▶ Material to process

□ □ □ □

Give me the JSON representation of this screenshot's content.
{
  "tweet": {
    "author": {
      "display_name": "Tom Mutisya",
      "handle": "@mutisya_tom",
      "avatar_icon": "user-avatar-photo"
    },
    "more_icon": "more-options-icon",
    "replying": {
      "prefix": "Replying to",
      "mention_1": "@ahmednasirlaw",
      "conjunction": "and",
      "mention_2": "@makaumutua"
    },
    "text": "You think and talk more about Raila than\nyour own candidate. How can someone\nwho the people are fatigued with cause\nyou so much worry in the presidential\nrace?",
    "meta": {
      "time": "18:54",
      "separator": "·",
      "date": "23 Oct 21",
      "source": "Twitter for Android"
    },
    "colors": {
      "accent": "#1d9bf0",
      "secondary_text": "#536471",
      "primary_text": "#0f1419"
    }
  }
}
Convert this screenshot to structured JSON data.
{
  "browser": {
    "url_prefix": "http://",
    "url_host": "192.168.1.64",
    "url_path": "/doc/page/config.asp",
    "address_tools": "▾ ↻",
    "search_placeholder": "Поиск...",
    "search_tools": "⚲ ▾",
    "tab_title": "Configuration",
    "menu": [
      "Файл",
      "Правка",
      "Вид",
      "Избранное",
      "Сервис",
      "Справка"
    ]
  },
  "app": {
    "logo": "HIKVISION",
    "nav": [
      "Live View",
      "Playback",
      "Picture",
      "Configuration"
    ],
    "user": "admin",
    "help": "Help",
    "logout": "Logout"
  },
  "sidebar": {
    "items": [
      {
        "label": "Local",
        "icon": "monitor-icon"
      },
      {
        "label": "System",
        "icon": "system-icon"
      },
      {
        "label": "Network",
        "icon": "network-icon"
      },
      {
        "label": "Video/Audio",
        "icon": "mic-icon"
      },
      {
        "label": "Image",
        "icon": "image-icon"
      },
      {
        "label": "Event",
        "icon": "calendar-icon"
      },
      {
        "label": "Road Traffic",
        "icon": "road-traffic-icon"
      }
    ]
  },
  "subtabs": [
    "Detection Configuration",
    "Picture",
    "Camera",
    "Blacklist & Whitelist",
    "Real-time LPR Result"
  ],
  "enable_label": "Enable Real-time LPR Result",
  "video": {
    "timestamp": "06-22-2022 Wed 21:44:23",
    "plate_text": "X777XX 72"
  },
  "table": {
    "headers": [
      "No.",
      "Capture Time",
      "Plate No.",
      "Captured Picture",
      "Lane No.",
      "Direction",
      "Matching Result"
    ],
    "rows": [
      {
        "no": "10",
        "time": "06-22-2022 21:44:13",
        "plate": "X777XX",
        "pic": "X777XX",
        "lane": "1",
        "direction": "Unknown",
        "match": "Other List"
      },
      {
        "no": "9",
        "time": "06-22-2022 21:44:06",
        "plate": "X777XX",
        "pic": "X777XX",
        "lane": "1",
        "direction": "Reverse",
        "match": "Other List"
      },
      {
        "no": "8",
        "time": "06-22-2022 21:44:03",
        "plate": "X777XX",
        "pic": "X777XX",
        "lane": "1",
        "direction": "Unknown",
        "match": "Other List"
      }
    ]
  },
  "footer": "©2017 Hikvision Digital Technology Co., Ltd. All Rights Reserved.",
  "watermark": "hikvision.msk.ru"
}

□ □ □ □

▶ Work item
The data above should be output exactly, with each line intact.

▶ Solution to this task
Give me the JSON representation of this screenshot's content.
{
  "tweet": {
    "author": {
      "display_name": "Tom Mutisya",
      "handle": "@mutisya_tom",
      "avatar_icon": "user-avatar-photo"
    },
    "more_icon": "more-options-icon",
    "replying": {
      "prefix": "Replying to",
      "mention_1": "@ahmednasirlaw",
      "conjunction": "and",
      "mention_2": "@makaumutua"
    },
    "text": "You think and talk more about Raila than\nyour own candidate. How can someone\nwho the people are fatigued with cause\nyou so much worry in the presidential\nrace?",
    "meta": {
      "time": "18:54",
      "separator": "·",
      "date": "23 Oct 21",
      "source": "Twitter for Android"
    },
    "colors": {
      "accent": "#1d9bf0",
      "secondary_text": "#536471",
      "primary_text": "#0f1419"
    }
  }
}
Convert this screenshot to structured JSON data.
{
  "browser": {
    "url_prefix": "http://",
    "url_host": "192.168.1.64",
    "url_path": "/doc/page/config.asp",
    "address_tools": "▾ ↻",
    "search_placeholder": "Поиск...",
    "search_tools": "⚲ ▾",
    "tab_title": "Configuration",
    "menu": [
      "Файл",
      "Правка",
      "Вид",
      "Избранное",
      "Сервис",
      "Справка"
    ]
  },
  "app": {
    "logo": "HIKVISION",
    "nav": [
      "Live View",
      "Playback",
      "Picture",
      "Configuration"
    ],
    "user": "admin",
    "help": "Help",
    "logout": "Logout"
  },
  "sidebar": {
    "items": [
      {
        "label": "Local",
        "icon": "monitor-icon"
      },
      {
        "label": "System",
        "icon": "system-icon"
      },
      {
        "label": "Network",
        "icon": "network-icon"
      },
      {
        "label": "Video/Audio",
        "icon": "mic-icon"
      },
      {
        "label": "Image",
        "icon": "image-icon"
      },
      {
        "label": "Event",
        "icon": "calendar-icon"
      },
      {
        "label": "Road Traffic",
        "icon": "road-traffic-icon"
      }
    ]
  },
  "subtabs": [
    "Detection Configuration",
    "Picture",
    "Camera",
    "Blacklist & Whitelist",
    "Real-time LPR Result"
  ],
  "enable_label": "Enable Real-time LPR Result",
  "video": {
    "timestamp": "06-22-2022 Wed 21:44:23",
    "plate_text": "X777XX 72"
  },
  "table": {
    "headers": [
      "No.",
      "Capture Time",
      "Plate No.",
      "Captured Picture",
      "Lane No.",
      "Direction",
      "Matching Result"
    ],
    "rows": [
      {
        "no": "10",
        "time": "06-22-2022 21:44:13",
        "plate": "X777XX",
        "pic": "X777XX",
        "lane": "1",
        "direction": "Unknown",
        "match": "Other List"
      },
      {
        "no": "9",
        "time": "06-22-2022 21:44:06",
        "plate": "X777XX",
        "pic": "X777XX",
        "lane": "1",
        "direction": "Reverse",
        "match": "Other List"
      },
      {
        "no": "8",
        "time": "06-22-2022 21:44:03",
        "plate": "X777XX",
        "pic": "X777XX",
        "lane": "1",
        "direction": "Unknown",
        "match": "Other List"
      }
    ]
  },
  "footer": "©2017 Hikvision Digital Technology Co., Ltd. All Rights Reserved.",
  "watermark": "hikvision.msk.ru"
}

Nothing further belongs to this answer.